**Assignment:** Please reproduce the entries in full. Keep every character the same.

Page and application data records
--- START ---

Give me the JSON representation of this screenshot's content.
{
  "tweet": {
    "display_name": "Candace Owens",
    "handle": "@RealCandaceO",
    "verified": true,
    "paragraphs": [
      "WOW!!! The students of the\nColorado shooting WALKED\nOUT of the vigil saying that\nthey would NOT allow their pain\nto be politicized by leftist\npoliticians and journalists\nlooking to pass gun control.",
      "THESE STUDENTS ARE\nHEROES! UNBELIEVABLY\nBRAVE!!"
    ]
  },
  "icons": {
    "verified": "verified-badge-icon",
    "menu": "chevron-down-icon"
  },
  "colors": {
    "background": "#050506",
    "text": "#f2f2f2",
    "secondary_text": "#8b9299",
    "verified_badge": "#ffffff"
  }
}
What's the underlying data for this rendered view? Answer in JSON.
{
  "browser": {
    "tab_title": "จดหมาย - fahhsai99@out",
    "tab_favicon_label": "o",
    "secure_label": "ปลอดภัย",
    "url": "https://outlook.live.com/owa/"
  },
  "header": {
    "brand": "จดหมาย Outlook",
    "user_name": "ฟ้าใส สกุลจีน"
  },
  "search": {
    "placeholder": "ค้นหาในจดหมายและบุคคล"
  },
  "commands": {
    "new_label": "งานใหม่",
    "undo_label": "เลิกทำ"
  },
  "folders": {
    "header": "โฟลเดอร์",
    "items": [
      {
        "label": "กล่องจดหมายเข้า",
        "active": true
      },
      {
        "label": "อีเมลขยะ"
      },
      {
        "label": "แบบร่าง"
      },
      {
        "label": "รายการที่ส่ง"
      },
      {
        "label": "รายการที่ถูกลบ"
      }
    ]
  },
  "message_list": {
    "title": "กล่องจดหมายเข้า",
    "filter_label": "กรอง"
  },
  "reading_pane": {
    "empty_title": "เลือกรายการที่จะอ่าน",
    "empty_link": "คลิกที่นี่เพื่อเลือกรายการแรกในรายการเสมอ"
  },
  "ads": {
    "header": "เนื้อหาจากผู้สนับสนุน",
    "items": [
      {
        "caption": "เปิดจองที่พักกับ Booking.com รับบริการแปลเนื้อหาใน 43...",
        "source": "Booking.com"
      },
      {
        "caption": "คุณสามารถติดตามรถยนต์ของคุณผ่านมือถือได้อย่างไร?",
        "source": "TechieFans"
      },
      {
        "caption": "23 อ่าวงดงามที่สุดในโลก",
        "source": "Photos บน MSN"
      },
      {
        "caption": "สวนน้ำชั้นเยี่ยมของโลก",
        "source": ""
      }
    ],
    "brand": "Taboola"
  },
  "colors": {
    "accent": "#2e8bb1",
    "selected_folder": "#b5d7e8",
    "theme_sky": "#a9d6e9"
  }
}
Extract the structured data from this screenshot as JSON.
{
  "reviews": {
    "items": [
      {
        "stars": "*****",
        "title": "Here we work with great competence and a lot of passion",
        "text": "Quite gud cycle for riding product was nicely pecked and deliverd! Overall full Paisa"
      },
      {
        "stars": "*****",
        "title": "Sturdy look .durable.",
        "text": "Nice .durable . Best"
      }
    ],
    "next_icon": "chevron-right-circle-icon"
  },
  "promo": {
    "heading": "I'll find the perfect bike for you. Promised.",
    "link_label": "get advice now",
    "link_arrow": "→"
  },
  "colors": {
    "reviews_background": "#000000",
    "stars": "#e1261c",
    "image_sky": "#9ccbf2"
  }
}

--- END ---

**Completed exercise:**
Give me the JSON representation of this screenshot's content.
{
  "tweet": {
    "display_name": "Candace Owens",
    "handle": "@RealCandaceO",
    "verified": true,
    "paragraphs": [
      "WOW!!! The students of the\nColorado shooting WALKED\nOUT of the vigil saying that\nthey would NOT allow their pain\nto be politicized by leftist\npoliticians and journalists\nlooking to pass gun control.",
      "THESE STUDENTS ARE\nHEROES! UNBELIEVABLY\nBRAVE!!"
    ]
  },
  "icons": {
    "verified": "verified-badge-icon",
    "menu": "chevron-down-icon"
  },
  "colors": {
    "background": "#050506",
    "text": "#f2f2f2",
    "secondary_text": "#8b9299",
    "verified_badge": "#ffffff"
  }
}
What's the underlying data for this rendered view? Answer in JSON.
{
  "browser": {
    "tab_title": "จดหมาย - fahhsai99@out",
    "tab_favicon_label": "o",
    "secure_label": "ปลอดภัย",
    "url": "https://outlook.live.com/owa/"
  },
  "header": {
    "brand": "จดหมาย Outlook",
    "user_name": "ฟ้าใส สกุลจีน"
  },
  "search": {
    "placeholder": "ค้นหาในจดหมายและบุคคล"
  },
  "commands": {
    "new_label": "งานใหม่",
    "undo_label": "เลิกทำ"
  },
  "folders": {
    "header": "โฟลเดอร์",
    "items": [
      {
        "label": "กล่องจดหมายเข้า",
        "active": true
      },
      {
        "label": "อีเมลขยะ"
      },
      {
        "label": "แบบร่าง"
      },
      {
        "label": "รายการที่ส่ง"
      },
      {
        "label": "รายการที่ถูกลบ"
      }
    ]
  },
  "message_list": {
    "title": "กล่องจดหมายเข้า",
    "filter_label": "กรอง"
  },
  "reading_pane": {
    "empty_title": "เลือกรายการที่จะอ่าน",
    "empty_link": "คลิกที่นี่เพื่อเลือกรายการแรกในรายการเสมอ"
  },
  "ads": {
    "header": "เนื้อหาจากผู้สนับสนุน",
    "items": [
      {
        "caption": "เปิดจองที่พักกับ Booking.com รับบริการแปลเนื้อหาใน 43...",
        "source": "Booking.com"
      },
      {
        "caption": "คุณสามารถติดตามรถยนต์ของคุณผ่านมือถือได้อย่างไร?",
        "source": "TechieFans"
      },
      {
        "caption": "23 อ่าวงดงามที่สุดในโลก",
        "source": "Photos บน MSN"
      },
      {
        "caption": "สวนน้ำชั้นเยี่ยมของโลก",
        "source": ""
      }
    ],
    "brand": "Taboola"
  },
  "colors": {
    "accent": "#2e8bb1",
    "selected_folder": "#b5d7e8",
    "theme_sky": "#a9d6e9"
  }
}
Extract the structured data from this screenshot as JSON.
{
  "reviews": {
    "items": [
      {
        "stars": "*****",
        "title": "Here we work with great competence and a lot of passion",
        "text": "Quite gud cycle for riding product was nicely pecked and deliverd! Overall full Paisa"
      },
      {
        "stars": "*****",
        "title": "Sturdy look .durable.",
        "text": "Nice .durable . Best"
      }
    ],
    "next_icon": "chevron-right-circle-icon"
  },
  "promo": {
    "heading": "I'll find the perfect bike for you. Promised.",
    "link_label": "get advice now",
    "link_arrow": "→"
  },
  "colors": {
    "reviews_background": "#000000",
    "stars": "#e1261c",
    "image_sky": "#9ccbf2"
  }
}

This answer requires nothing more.